Sunday, March 29, 2015

Driving Slow in the Fast Lane

Got projects?  These days, it seems like most of us are juggling several balls in the air in various areas of our lives almost constantly.  The reality is that with nearly instant communication available 24/7, the pace of modern life is just fast.  So how do we, as Lightworkers, balance the need to still operate in this world without getting caught up in it?

I recently took a trip to downtown Denver on the I-25 corridor and that gives new meaning to the word fast.  The road twists and turns through the center of the city with at least four lanes of traffic all jammed next to each other and just about everyone seems to be traveling at least 10mph over the speed limit.  I don’t make the trip often, but it’s a great opportunity for me to practice being slow while traveling really fast.

As I drove, I noted my tension rising (and my grip on the steering wheel tightening!)  I kept wanting to drift over into the right lane where the entrance and exit ramps were slowing down traffic.  But a little voice suggested that I didn’t need to go slow, just to feel slow.  So, I did some deep breathing and re-focused, so that I cleared my mind of anxious chatter.  The inner peace and calm became my experience, and the speed of life around me became mere blips on my radar screen.   I no longer felt fast (even traveling at 70 mph) and the pace of life felt calm and relaxed because what I was feeling came from within.

My little car trip reminded me that I can apply this same principle anywhere else in my life.
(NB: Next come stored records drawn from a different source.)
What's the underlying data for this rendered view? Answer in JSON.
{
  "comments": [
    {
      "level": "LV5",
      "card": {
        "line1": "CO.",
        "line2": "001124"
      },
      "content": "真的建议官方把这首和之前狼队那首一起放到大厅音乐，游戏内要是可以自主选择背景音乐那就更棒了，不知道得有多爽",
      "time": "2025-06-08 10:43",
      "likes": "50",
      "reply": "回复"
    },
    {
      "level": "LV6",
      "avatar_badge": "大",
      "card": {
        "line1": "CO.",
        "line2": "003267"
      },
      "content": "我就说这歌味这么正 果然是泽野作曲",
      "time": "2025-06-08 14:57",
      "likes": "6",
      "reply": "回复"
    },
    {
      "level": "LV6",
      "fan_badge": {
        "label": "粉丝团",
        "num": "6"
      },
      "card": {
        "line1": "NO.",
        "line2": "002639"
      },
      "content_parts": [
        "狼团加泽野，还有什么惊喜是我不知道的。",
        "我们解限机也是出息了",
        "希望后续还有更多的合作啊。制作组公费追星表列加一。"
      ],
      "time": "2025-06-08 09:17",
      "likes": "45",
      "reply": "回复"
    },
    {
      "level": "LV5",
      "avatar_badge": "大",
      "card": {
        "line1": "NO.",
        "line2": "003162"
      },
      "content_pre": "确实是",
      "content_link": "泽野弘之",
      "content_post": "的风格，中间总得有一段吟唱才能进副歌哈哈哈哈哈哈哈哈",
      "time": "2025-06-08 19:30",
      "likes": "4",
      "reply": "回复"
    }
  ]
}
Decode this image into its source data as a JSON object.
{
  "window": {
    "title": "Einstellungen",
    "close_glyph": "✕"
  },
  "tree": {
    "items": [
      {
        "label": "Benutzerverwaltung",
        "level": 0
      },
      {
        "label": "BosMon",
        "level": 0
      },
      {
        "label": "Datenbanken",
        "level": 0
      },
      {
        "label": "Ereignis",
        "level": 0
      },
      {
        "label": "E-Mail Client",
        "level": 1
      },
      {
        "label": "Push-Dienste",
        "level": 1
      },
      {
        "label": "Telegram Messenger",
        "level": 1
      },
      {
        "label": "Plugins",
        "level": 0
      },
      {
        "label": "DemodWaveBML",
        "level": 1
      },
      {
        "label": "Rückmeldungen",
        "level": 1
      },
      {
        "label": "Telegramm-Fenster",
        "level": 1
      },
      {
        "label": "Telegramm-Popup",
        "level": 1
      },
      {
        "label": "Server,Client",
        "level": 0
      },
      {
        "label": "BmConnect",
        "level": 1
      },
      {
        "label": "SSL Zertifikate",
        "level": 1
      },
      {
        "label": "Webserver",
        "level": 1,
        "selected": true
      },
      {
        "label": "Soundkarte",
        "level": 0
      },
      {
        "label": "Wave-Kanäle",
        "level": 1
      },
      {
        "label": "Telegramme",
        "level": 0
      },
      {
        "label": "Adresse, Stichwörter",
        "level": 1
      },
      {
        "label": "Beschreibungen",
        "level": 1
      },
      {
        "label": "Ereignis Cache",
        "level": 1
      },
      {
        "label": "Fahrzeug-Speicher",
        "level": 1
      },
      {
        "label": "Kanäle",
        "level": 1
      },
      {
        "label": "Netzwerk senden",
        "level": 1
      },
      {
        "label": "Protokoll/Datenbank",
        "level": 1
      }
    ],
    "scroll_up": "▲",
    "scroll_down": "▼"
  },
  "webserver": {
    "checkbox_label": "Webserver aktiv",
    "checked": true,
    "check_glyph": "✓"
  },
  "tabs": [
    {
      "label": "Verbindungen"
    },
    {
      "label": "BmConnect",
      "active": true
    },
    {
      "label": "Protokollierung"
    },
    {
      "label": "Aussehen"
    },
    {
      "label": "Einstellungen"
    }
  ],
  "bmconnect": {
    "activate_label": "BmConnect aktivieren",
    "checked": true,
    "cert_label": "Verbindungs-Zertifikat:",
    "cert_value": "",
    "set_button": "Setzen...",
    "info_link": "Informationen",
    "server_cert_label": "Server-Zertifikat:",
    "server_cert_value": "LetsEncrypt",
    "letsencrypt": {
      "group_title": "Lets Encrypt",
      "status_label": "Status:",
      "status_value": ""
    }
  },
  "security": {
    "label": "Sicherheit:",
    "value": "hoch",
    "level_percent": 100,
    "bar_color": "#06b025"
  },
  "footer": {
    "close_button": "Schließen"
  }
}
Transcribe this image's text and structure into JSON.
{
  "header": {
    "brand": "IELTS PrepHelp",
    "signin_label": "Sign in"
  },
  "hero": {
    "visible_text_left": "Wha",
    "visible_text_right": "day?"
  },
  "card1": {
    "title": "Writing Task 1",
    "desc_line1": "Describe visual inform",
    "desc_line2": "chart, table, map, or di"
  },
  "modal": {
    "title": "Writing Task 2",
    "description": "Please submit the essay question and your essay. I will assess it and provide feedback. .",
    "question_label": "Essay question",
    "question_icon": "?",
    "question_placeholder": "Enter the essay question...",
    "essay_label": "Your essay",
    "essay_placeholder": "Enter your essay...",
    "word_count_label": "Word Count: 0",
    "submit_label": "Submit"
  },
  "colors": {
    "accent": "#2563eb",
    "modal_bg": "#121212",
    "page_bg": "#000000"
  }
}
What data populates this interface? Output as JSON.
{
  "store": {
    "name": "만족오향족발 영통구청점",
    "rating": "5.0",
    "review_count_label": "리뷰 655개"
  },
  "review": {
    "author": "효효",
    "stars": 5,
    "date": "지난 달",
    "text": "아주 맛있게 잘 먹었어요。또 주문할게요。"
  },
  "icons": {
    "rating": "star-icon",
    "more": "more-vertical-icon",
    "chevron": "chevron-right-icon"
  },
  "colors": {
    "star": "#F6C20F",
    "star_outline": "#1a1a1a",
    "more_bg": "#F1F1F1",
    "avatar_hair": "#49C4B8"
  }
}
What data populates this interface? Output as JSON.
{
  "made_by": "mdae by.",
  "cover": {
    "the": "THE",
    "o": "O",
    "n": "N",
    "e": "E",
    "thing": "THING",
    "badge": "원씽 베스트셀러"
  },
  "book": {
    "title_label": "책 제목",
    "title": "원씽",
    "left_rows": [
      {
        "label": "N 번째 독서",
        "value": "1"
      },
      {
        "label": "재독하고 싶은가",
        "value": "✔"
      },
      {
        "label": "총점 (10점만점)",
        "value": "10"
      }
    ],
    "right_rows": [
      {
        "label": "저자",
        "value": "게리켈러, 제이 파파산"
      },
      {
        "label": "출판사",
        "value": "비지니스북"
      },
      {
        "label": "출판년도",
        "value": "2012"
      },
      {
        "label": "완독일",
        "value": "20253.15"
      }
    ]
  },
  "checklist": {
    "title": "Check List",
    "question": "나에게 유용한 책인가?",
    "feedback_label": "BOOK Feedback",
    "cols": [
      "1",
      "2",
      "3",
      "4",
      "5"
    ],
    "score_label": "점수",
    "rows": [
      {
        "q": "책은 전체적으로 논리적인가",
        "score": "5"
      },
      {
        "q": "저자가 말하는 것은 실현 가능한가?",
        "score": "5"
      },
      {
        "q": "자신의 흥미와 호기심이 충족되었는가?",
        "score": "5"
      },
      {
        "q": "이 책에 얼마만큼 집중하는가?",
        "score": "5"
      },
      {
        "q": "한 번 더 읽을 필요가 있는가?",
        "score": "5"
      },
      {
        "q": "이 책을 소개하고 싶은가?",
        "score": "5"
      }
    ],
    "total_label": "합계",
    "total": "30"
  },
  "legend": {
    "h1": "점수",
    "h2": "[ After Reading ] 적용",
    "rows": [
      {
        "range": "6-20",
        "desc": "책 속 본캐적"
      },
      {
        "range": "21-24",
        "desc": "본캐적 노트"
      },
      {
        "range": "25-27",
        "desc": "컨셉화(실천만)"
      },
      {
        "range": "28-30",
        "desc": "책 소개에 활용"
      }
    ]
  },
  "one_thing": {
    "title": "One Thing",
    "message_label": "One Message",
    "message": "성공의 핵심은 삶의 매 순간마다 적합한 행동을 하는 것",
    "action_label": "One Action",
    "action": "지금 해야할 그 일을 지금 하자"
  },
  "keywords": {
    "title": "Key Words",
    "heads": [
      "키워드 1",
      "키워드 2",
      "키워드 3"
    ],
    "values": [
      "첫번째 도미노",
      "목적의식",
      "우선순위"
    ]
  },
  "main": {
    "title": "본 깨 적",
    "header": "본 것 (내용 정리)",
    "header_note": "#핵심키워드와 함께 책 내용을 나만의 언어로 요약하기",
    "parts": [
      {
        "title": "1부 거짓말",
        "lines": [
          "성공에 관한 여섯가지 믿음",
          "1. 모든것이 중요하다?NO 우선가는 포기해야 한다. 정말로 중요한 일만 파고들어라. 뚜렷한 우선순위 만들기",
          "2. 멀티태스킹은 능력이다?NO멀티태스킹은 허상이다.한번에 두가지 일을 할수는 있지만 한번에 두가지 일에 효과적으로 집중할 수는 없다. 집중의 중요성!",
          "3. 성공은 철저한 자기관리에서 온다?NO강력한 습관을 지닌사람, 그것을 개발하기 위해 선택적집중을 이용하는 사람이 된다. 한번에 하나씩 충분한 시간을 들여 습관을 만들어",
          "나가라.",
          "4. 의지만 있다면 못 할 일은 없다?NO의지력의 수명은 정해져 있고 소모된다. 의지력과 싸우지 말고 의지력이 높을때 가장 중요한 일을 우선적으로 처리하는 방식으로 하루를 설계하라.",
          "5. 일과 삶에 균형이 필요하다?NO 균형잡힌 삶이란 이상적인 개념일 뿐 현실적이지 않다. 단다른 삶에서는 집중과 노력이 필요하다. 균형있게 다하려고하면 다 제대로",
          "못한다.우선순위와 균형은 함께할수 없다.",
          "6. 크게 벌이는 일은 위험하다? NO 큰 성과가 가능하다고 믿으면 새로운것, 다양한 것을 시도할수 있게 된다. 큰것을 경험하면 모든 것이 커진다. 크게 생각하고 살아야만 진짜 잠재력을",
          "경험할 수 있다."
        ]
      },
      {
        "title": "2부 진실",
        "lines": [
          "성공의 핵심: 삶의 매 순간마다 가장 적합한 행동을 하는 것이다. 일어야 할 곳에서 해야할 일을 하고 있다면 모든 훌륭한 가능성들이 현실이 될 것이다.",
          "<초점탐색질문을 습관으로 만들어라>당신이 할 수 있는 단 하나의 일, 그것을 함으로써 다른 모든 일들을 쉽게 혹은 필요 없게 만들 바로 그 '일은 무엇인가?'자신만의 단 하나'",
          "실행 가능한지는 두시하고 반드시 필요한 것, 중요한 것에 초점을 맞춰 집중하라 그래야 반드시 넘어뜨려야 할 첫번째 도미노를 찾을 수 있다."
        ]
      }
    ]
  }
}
I realized that I had allowed all of the projects that I am currently working on to create feelings of stress and a desire to constantly put on the brakes by delaying and even canceling some of my projects.  But the projects weren’t the problem.  By getting caught up in my anxiety over deadlines, I had allowed my inner speed to match the outer speed of life, which felt too fast.  I was trying to slow down the outer by putting on the brakes instead of focusing on the inner. 

Once I began approaching my projects from a place of inner slowness, I found I could still work through them very quickly and make rapid progress.  I was able to get back in the fast lane, while still experiencing life from the slow lane.  I still feel as if I have all the time in the world, while outside life is speeding up all around me.  Now I’m back to asking my Soul with confidence, “Got projects?”

Monday, March 2, 2015

Divine Consensus

Many Lightworkers hold a vision for achieving Oneness, but have you ever asked what that really looks and feels like?  Recently, I’ve been involved in group projects in several areas of my life, each requiring all participants to come into consensus before we move forward to the next step.  Working on these group projects has really just been practice for coming into Oneness!    I’ve enjoyed the camaraderie and community spirit of collaboration, but I have also struggled with differences of opinion on how to work together to accomplish a project.  How do you move forward when you don’t agree?

During this process, I’ve realized that one of my greatest fears about coming together in Oneness is that we’ll all end up being the same; that in order to work in unity, we’ll have to meld together into a bland, cohesive blob without creativity or originality.  And yet, the ocean of Oneness is not a lifeless blob at all.  Each drop in the ocean is indistinguishable from the others when merged as one body, and yet they are expressing very differently.  Drops at the bottom of the ocean express themselves as slow motion in the cold and dark, while drops near the top are often dancing around in a frenzy of activity.  They all carry the same properties of the ocean, while manifesting those properties in unique ways.

So, the question of how to be “we” and also be “me” is best answered by looking within to the “why.”  If you ask a group of people the best way to get to the top of a mountain, one person might say Route A since it’s the most scenic, while another might suggest Route B as the most direct, and a third might prefer Route C because it’s the safest.  When we are working toward the same goal, such as reaching the top of the mountain, we can see that how we get there is really a matter of stylistic difference.  Attachments to how we do it fall away when we focus on why we do it.  Because in the end, the “why” is what really matters.

True consensus is about following a common inner vision.  That common goal still allows for creativity in how to express the vision on the outer.  Android is currently showing a fun television ad campaign that illustrates this concept.  One ad shows unusual pairings of animals who have become close buddies- such as a dog and an orangutan hanging out together.  Another ad shows people of very different backgrounds giving each other versions of a “high-5.”  They are all celebrating their originality while honoring their commonality.  When we work together in Divine Consensus, we can work in harmony and cooperation while still being unique.  As the tag line for the ad campaign says, “be together.  not the same.”